Those efforts culminated in six days of talks between the US and the Taliban in January where both sides touted "progress" – stoking Afghan fears that America could cut a deal to withdraw its troops before a lasting peace with Kabul is reached.

Ghani has repeatedly said that all Afghans should agree on the need to end hostilities and an eventual withdrawal of foreign forces, but that he would not "surrender to a temporary peace deal."

'Inclusive Islamic system'

The Taliban consider Ghani and his administration to be US puppets, and have refused offers of a truce.

Stanikzai said the Taliban, who ruled Afghanistan between 1996 and 2001, did not want a "monopoly of power" but "an inclusive Islamic system."

They also promised to stamp out Afghanistan's poppy cultivation and take steps to prevent civilian casualties in a conflict that has killed and wounded hundreds of thousands.

Two women attended the roundtable conference. The Taliban closed girls' schools and banned women from working under their regime, but have indicated they could loosen some guidelines in line with Sharia law.

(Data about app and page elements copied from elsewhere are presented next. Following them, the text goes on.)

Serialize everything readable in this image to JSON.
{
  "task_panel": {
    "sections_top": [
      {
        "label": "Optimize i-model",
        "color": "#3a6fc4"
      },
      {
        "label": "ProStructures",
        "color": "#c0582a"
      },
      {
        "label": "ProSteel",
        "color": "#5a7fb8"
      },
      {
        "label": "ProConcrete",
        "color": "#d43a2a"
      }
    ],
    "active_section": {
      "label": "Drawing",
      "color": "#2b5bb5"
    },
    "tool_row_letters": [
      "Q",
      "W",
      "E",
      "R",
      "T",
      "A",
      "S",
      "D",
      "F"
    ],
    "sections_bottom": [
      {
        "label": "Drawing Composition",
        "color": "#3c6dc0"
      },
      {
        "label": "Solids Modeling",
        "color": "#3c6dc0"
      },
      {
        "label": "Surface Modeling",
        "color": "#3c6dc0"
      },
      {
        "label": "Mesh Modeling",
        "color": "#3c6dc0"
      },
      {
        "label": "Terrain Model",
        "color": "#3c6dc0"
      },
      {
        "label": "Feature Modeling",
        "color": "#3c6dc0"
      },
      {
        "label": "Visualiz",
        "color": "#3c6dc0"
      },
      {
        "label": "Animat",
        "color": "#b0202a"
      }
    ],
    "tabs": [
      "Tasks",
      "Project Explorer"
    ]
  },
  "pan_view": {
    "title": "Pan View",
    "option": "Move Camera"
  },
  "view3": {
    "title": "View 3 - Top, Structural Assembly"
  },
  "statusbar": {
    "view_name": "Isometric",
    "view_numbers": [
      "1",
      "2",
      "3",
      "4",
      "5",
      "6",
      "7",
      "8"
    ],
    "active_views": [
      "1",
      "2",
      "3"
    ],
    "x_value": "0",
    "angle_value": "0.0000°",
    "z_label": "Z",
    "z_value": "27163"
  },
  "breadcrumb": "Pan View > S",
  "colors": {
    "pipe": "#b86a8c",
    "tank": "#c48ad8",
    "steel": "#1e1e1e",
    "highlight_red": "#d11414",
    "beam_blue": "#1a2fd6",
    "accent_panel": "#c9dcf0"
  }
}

Female delegates attend talks

Prominent female lawmaker and activist Fawzia Koofi said Afghan society had come a long way in recent decades and called on the Taliban to "adapt."

"If the Taliban would like to be a part of the Afghan society, they need to adapt. So therefore I hope that they listen to the people of Afghanistan," she said.

Koofi said she was one of two female delegates attending the talks and was keen for women's voices to be heard.

"We have come a very long way and we don't want to go back," she said.

Taliban spokesman Zabiullah Mujahid said the conference was about "opening channels to reach an understanding with non-government Afghan political groups."

He said the movement wanted to explain its policies towards an "enduring peace in the homeland and establishment of an intra-Afghan Islamic system of governance." 

'Good start'

"I think all sides are ready for a compromise. It is a good start," said Muhammad Ghulam Jalal, the head of an Afghan diaspora group who hosted the meeting.

But images of Karzai and other powerful leaders attending prayer lead by a Taliban figure and dining with the militants evoked anger in Afghanistan.

"If you guys can eat together, laugh and pray together, hug each other why you are still killing innocent Afghans?" one Facebook user posted.

The Taliban are scheduled to hold another round of peace talks with the US in Doha on February 25.

The two-day meeting in the Russian capital is seen as another step in a process aimed at resolving Afghanistan's 17-year war, a process that has accelerated since the appointment last September of US peace envoy, Zalmay Khalilzad.

Khalilzad has been holding separate negotiations with the Taliban even as he presses for a dialogue that would bring together all key Afghan players. 

Ghani's office said that Afghan politicians attending the gathering were doing so "in order to gain power."

Ghani's chief adviser, Fazel Fazly, tweeted that it was "regrettable."

Source: TRTWorld and agencies